Dataset -
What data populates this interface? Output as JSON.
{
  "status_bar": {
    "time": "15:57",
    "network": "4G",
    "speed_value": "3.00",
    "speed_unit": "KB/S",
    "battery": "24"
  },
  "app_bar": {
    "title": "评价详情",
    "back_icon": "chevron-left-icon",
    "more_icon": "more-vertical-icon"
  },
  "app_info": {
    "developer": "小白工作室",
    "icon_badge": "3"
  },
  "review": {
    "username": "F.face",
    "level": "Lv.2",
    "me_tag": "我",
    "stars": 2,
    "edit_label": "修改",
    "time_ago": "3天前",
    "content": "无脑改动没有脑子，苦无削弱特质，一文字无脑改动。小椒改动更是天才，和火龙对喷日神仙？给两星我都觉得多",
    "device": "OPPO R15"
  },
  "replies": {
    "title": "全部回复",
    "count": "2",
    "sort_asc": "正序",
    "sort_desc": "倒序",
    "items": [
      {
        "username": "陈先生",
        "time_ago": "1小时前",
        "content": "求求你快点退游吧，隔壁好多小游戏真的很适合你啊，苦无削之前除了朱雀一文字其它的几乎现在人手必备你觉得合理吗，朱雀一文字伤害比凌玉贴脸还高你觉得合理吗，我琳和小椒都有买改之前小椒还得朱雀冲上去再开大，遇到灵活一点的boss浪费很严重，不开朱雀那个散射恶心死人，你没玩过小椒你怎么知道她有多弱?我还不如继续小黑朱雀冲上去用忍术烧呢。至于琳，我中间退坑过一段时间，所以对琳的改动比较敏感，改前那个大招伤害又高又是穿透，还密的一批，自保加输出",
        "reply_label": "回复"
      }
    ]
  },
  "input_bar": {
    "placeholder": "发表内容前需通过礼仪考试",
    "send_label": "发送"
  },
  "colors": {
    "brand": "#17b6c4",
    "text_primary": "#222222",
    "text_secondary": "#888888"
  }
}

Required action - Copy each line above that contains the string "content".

Answer to the exercise -
    "content": "无脑改动没有脑子，苦无削弱特质，一文字无脑改动。小椒改动更是天才，和火龙对喷日神仙？给两星我都觉得多",
        "content": "求求你快点退游吧，隔壁好多小游戏真的很适合你啊，苦无削之前除了朱雀一文字其它的几乎现在人手必备你觉得合理吗，朱雀一文字伤害比凌玉贴脸还高你觉得合理吗，我琳和小椒都有买改之前小椒还得朱雀冲上去再开大，遇到灵活一点的boss浪费很严重，不开朱雀那个散射恶心死人，你没玩过小椒你怎么知道她有多弱?我还不如继续小黑朱雀冲上去用忍术烧呢。至于琳，我中间退坑过一段时间，所以对琳的改动比较敏感，改前那个大招伤害又高又是穿透，还密的一批，自保加输出",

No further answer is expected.